NAACP disputes Tillis's 'invitation' to talk Voter ID
Posted June 13, 2012
Updated June 14, 2012
Questioned today about a meeting between House Speaker Thom Tillis and conservative activists over Voter ID, a Tillis staffer said the NAACP had cancelled its chance to offer a balancing view on the proposal.
State NAACP President William Barber is calling that a mischaracterization.
Shortly after WRAL published this post about Tillis's meeting today with immigration activists, one of the Speaker's staffers said via the office's Twitter account that "Barber & NAACP cancelled 1:45p meeting w/ Speaker and PPT [President Pro Tem Phil Berger] to discuss Ed. & Voter ID issues today."
Barber says that's not what happened.
"For the Speaker or the Speaker’s office to publicly suggest to the media that we cancelled a scheduled meeting without giving the full details is both a distortion and a disappointment," Barber said in a statement.
Barber said his group began trying to arrange a meeting with GOP leaders in early May, two weeks prior to the group's lobby day at the legislature. He said Tillis finally agreed to a May 23rd meeting with restrictions including an approved guest list and a media blackout. Barber said his coalition rejected those terms, but "did not find out until the day of our legislative day that [Tillis] would not honor the original commitment."
Since then, Barber said, he's continued to try to set up a meeting between civil rights groups and GOP leaders about issues including "the budget, public education, Racial Justice Act, Voter ID, etc."
"It was never just about Voter ID," he added.
Last week, Barber said, Tillis's staff offered 15 minutes today, but with no guarantee Senate Leader Phil Berger would also attend. And the earlier restrictions would again be in effect.
"We informed them last week that today would not be a good day," Barber explained. "And we informed them again that their restrictions such as a limit on who could come and the banning of any media was unacceptable. The General Assembly is the People’s House, not a private institution."

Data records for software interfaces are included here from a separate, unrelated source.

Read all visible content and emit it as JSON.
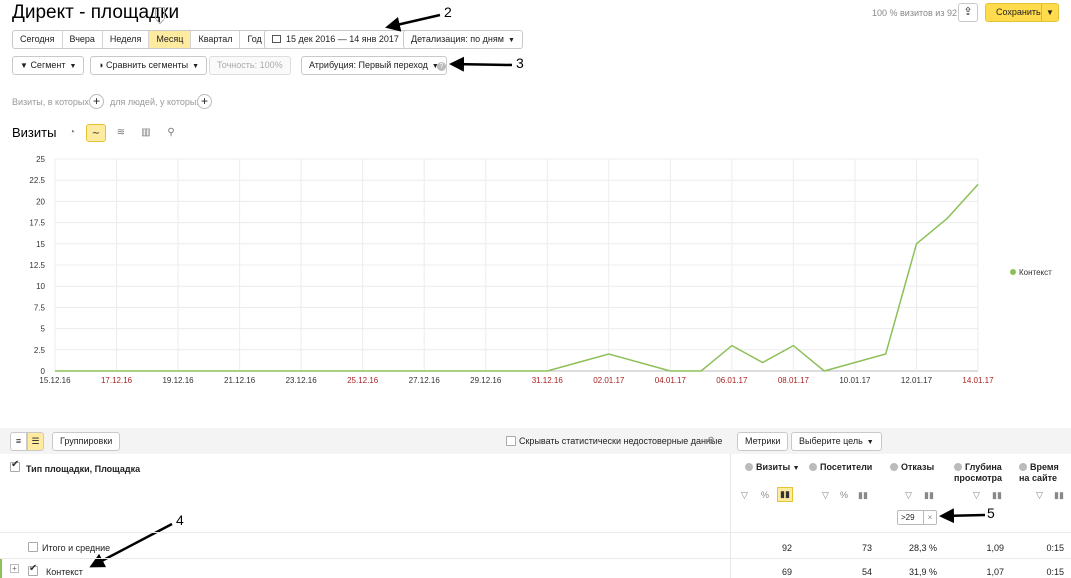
{
  "header": {
    "title": "Директ - площадки",
    "visits_share": "100 % визитов из 92",
    "export_icon": "share-icon",
    "save_label": "Сохранить"
  },
  "periods": [
    "Сегодня",
    "Вчера",
    "Неделя",
    "Месяц",
    "Квартал",
    "Год"
  ],
  "active_period": "Месяц",
  "date_range": "15 дек 2016 — 14 янв 2017",
  "detail_label": "Детализация: по дням",
  "segment_bar": {
    "segment": "Сегмент",
    "compare": "Сравнить сегменты",
    "accuracy": "Точность: 100%",
    "attribution": "Атрибуция: Первый переход",
    "help": "?"
  },
  "filter_line": {
    "visits_where": "Визиты, в которых",
    "people_where": "для людей, у которых"
  },
  "chart_title": "Визиты",
  "annotations": [
    "2",
    "3",
    "4",
    "5"
  ],
  "chart_data": {
    "type": "line",
    "x": [
      "15.12.16",
      "16.12.16",
      "17.12.16",
      "18.12.16",
      "19.12.16",
      "20.12.16",
      "21.12.16",
      "22.12.16",
      "23.12.16",
      "24.12.16",
      "25.12.16",
      "26.12.16",
      "27.12.16",
      "28.12.16",
      "29.12.16",
      "30.12.16",
      "31.12.16",
      "01.01.17",
      "02.01.17",
      "03.01.17",
      "04.01.17",
      "05.01.17",
      "06.01.17",
      "07.01.17",
      "08.01.17",
      "09.01.17",
      "10.01.17",
      "11.01.17",
      "12.01.17",
      "13.01.17",
      "14.01.17"
    ],
    "x_ticks": [
      "15.12.16",
      "17.12.16",
      "19.12.16",
      "21.12.16",
      "23.12.16",
      "25.12.16",
      "27.12.16",
      "29.12.16",
      "31.12.16",
      "02.01.17",
      "04.01.17",
      "06.01.17",
      "08.01.17",
      "10.01.17",
      "12.01.17",
      "14.01.17"
    ],
    "weekend_ticks": [
      "17.12.16",
      "25.12.16",
      "31.12.16",
      "02.01.17",
      "04.01.17",
      "06.01.17",
      "08.01.17",
      "14.01.17"
    ],
    "series": [
      {
        "name": "Контекст",
        "color": "#8dc058",
        "values": [
          0,
          0,
          0,
          0,
          0,
          0,
          0,
          0,
          0,
          0,
          0,
          0,
          0,
          0,
          0,
          0,
          0,
          1,
          2,
          1,
          0,
          0,
          3,
          1,
          3,
          0,
          1,
          2,
          15,
          18,
          22
        ]
      }
    ],
    "y_ticks": [
      "0",
      "2.5",
      "5",
      "7.5",
      "10",
      "12.5",
      "15",
      "17.5",
      "20",
      "22.5",
      "25"
    ],
    "ylim": [
      0,
      25
    ],
    "legend_position": "right",
    "grid": true
  },
  "table": {
    "groupings_label": "Группировки",
    "hide_unreliable": "Скрывать статистически недостоверные данные",
    "metrics_label": "Метрики",
    "goal_label": "Выберите цель",
    "dimension_header": "Тип площадки, Площадка",
    "columns": [
      {
        "label": "Визиты",
        "sort": "▼"
      },
      {
        "label": "Посетители"
      },
      {
        "label": "Отказы"
      },
      {
        "label": "Глубина просмотра"
      },
      {
        "label": "Время на сайте"
      }
    ],
    "filter_chip": ">29",
    "rows": [
      {
        "label": "Итого и средние",
        "values": [
          "92",
          "73",
          "28,3 %",
          "1,09",
          "0:15"
        ]
      },
      {
        "label": "Контекст",
        "values": [
          "69",
          "54",
          "31,9 %",
          "1,07",
          "0:15"
        ]
      }
    ]
  }
}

"For Mr. Tillis to suggest that we would break off a meeting regarding Voter ID or any other issue is disingenuous considering the many, many attempts we’ve made to meet, [and] his own public comments last year that he would not meet with the NAACP," said Barber.
"We are still willing to meet with the majority leadership as long as we can bring representative members of our coalition, and they do not try to set arbitrary limitations suggesting we should meet under the cover of darkness in the People’s House," he concluded.